During the communications training, Murray and Erin Frink, another instructor and a lecturer at ISU, work with the apprentices to compare tags and recognize what makes some more effective than others.
“We tell the students, ‘The engineers do not know everything that’s happening on the floor. A clear and concise tag saves time for both the welder and the engineer,’” Murray said.
Benefits for Iowa State faculty
Mackiewicz, Murray and Frink said the partnership with Deere has also benefited their research and teaching with opportunities for job shadowing and hands-on time to learn welding and machining.
“It’s been very cool to get into a John Deere site with over 1,000 people. Without this partnership, it would have been a lot harder,” said Mackiewicz, who recently published a book that explores how people teach and learn welding. She’s in the process of writing another about the development of expertise on the shop floor.
Murray and Frink said they teach a lot of ISU students in the industrial and manufacturing systems engineering program. The experience at Deere helps them pull specific scenarios from a manufacturing workplace into their classes on campus and connect with their students.
“I get some street cred when I mention being on the floor at John Deere and my experiences welding and using a plasma cutter. It makes a difference,” Murray said.
Evolving from an apprentice to employee
Since 2019, Deere has hosted 57 apprentices in welding, computer numerical control (CNC) machining and IT software engineering as a corporate partner in HRAP. Apprentices work 35 hours per week at one of Deere’s facilities during the summer between their junior and senior year of high school and drop to half-time while in school.
Apprentices may be offered full-time jobs once they turn 18, earn their high school diploma or GED and meet other skillset and behavior criteria.
Twelve of the 15 apprentices who took the communications training last year at facilities in Davenport and East Moline are now full-time employees at John Deere.
That includes Conner Wipperfurth, a welder at Deere’s facility in Davenport and a recent graduate from Pleasant Valley High School in Bettendorf.
Wipperfurth said he initially had some doubts about the communications training; he viewed the apprenticeship as “a way to get away from school” and focus on welding.
“But as we got into the class, it was fun, and we pushed each other to do better. I found the impromptu speeches to be the most helpful, but in general, the class helped us better communicate and hold a conversation with our supervisors and coworkers,” Wipperfurth said.
Introduction to advanced manufacturing with IGNITE
Deere also partners with Hawkeye Community College to host students in grades 8-12 interested in learning more about manufacturing, electrical work and hydraulics. IGNITE takes place at Waterloo’s TechWorks Campus, a former John Deere Waterloo Tractor Works building.
Ottavianelli explained the program introduces under-represented youth to different career possibilities and provides them with hands-on learning experiences.
By taking the communications training to Waterloo this summer, Murray taught nine IGNITE students and six HRAP apprentices. Frink provided instruction for the second cohort of HRAP students at Davenport and East Moline with seven students at each location.
Expanding education opportunities
Leaders from Deere and ISU say they want to continue expanding where the training is offered in the coming years.
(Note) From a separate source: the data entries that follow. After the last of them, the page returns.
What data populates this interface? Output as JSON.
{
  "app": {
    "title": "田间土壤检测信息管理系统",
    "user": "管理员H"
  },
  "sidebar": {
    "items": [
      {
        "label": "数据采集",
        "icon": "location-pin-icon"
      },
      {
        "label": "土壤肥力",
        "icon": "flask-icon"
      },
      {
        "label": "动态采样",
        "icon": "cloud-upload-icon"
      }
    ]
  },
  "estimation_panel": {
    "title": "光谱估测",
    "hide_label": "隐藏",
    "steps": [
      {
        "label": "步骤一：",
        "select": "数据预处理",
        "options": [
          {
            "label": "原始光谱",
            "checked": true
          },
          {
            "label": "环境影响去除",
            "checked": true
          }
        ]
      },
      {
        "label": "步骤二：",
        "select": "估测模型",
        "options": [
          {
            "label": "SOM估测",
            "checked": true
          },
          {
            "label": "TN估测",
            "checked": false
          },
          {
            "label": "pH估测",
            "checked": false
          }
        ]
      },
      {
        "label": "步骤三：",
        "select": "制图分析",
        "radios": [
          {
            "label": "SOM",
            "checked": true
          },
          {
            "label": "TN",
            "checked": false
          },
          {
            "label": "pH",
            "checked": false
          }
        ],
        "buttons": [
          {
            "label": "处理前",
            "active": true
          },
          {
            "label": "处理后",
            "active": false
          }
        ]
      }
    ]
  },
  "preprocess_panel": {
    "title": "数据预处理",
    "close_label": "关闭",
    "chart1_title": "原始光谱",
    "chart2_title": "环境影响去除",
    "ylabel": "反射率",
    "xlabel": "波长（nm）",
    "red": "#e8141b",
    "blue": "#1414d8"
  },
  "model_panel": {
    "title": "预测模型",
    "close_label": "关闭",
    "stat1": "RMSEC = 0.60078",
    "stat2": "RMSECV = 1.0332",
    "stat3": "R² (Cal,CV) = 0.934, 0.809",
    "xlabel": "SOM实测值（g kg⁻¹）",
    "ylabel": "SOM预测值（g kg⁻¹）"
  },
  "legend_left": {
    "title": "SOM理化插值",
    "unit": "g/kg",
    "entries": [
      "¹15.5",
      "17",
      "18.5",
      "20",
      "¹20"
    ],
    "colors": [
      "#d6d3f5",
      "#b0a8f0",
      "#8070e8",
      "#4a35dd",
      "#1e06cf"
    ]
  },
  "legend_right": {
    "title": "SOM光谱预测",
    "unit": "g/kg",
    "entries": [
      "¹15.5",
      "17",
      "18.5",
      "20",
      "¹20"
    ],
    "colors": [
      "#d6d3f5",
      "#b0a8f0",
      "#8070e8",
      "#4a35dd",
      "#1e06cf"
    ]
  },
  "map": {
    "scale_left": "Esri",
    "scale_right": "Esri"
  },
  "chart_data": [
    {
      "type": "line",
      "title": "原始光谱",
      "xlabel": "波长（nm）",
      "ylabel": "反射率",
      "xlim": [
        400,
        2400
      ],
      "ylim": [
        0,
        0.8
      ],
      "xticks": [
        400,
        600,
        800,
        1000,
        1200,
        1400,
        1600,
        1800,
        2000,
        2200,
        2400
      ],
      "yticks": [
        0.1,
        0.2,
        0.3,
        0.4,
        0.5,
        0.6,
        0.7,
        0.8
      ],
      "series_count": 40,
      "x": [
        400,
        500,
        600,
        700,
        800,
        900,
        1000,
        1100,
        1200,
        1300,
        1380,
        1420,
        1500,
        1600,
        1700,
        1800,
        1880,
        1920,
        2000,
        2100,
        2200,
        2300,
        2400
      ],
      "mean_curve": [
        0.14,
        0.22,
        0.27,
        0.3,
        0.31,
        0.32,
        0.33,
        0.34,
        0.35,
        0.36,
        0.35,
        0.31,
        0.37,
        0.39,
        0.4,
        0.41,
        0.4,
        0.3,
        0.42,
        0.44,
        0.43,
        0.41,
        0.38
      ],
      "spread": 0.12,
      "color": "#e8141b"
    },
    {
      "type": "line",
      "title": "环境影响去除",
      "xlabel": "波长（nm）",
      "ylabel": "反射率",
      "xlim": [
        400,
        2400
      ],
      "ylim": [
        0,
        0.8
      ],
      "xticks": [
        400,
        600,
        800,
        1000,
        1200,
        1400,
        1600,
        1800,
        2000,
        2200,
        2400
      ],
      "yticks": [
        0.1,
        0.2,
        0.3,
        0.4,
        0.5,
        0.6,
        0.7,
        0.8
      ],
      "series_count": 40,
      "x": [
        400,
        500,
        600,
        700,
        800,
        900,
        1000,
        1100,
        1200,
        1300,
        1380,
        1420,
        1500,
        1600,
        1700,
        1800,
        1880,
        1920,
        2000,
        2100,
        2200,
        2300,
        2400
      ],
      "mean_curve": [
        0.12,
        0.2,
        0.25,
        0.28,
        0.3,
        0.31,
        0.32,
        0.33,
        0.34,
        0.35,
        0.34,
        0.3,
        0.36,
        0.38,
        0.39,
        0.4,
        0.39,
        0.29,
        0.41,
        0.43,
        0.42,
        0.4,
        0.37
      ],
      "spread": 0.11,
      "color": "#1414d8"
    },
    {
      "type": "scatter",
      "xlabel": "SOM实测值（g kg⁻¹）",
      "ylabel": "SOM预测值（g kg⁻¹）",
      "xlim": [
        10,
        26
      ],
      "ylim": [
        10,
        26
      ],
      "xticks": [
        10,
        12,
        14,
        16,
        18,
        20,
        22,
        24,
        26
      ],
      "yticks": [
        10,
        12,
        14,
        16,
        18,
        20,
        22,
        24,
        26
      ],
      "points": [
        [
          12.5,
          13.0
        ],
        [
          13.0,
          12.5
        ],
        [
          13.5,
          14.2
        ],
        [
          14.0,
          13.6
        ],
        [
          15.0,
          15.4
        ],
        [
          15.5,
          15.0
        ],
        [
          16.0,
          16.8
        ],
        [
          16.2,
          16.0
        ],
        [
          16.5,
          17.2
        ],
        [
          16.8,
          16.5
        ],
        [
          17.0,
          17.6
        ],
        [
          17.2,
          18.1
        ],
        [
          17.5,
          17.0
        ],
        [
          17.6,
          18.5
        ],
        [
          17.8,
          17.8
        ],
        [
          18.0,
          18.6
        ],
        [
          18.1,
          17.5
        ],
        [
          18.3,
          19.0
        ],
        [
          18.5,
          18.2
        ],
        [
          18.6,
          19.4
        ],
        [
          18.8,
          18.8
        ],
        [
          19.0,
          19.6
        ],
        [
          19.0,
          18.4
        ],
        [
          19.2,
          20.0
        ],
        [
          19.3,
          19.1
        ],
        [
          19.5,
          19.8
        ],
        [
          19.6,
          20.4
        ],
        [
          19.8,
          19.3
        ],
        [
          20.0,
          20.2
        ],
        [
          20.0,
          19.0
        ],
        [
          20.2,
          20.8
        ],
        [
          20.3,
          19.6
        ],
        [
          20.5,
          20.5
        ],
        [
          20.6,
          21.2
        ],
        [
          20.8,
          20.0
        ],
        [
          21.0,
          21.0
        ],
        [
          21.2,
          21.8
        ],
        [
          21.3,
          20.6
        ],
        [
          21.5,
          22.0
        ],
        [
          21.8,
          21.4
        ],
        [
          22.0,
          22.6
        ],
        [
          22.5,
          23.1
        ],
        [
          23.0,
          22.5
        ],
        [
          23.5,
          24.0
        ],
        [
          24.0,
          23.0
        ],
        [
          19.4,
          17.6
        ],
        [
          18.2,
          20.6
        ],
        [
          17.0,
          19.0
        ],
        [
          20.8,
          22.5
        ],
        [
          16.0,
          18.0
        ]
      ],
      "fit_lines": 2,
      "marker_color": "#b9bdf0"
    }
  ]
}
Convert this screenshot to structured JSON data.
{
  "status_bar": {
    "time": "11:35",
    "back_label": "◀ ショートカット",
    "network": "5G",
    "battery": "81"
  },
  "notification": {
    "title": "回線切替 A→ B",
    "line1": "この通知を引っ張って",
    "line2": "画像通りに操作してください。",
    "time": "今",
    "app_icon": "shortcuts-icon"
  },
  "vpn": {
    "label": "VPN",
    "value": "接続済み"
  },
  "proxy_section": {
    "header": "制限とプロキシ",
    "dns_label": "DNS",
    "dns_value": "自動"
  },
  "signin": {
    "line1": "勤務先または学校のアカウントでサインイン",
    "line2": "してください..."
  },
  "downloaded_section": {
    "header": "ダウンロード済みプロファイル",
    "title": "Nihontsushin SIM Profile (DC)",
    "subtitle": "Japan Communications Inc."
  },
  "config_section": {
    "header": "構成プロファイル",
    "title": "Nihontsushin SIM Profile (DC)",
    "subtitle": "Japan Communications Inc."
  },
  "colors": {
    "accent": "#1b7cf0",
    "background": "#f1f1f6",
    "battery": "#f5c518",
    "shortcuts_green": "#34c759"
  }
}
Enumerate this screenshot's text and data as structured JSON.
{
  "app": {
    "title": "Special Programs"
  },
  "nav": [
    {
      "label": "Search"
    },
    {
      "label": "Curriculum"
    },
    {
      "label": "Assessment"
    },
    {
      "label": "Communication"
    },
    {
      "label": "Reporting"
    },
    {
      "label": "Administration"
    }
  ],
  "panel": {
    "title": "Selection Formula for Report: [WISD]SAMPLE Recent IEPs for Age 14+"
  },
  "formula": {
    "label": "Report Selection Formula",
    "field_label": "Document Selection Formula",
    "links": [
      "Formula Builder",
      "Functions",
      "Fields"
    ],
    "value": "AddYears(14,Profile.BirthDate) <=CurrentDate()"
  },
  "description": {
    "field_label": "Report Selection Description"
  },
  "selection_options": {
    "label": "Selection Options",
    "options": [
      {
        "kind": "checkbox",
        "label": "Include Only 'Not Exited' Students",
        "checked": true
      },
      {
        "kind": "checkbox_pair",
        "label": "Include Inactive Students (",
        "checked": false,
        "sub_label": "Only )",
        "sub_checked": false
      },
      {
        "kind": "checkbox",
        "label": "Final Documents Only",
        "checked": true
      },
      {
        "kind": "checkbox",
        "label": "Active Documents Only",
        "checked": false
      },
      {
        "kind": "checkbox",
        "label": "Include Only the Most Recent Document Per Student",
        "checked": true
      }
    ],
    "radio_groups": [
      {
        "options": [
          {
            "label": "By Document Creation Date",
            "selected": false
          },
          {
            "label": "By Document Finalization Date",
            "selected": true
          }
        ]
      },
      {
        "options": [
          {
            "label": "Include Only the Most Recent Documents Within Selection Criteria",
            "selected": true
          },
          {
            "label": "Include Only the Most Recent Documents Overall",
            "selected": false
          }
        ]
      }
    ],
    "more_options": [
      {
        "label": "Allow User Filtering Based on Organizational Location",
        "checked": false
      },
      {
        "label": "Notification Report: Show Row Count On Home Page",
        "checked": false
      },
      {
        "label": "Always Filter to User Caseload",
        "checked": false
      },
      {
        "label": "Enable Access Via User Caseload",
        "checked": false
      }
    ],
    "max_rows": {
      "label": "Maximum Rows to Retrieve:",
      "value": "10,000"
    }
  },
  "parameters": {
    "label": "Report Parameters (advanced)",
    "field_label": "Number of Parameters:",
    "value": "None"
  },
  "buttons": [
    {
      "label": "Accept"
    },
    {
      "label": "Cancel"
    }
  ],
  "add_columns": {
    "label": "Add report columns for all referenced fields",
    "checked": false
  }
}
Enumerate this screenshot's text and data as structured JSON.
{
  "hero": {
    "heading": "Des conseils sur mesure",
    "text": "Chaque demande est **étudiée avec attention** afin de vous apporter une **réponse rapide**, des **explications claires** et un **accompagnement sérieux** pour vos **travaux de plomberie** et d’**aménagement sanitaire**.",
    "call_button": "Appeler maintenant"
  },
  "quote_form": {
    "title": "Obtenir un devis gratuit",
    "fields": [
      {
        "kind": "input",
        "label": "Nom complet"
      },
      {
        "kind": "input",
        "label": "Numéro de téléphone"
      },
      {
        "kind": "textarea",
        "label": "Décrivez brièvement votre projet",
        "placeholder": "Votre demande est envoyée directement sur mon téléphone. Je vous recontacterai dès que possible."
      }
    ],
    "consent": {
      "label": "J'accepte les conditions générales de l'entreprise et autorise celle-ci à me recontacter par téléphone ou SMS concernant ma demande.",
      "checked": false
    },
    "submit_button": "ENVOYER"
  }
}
“The transformation of the students has been incredible to see during the training,” Ottavianelli said. “As John Deere and local high schools continue to grow apprentice and other skills-building programs, our goal is to have additional Iowa State instructors engaged to assist future students in their communication skills.”
Volker Hegelheimer, chair of the English department, shared his support and commended the faculty who led the effort. He added the partnership with Deere is part of the department’s “on-going effort to align classroom instruction with essential workplace needs” and a model for future collaborations with industry leaders.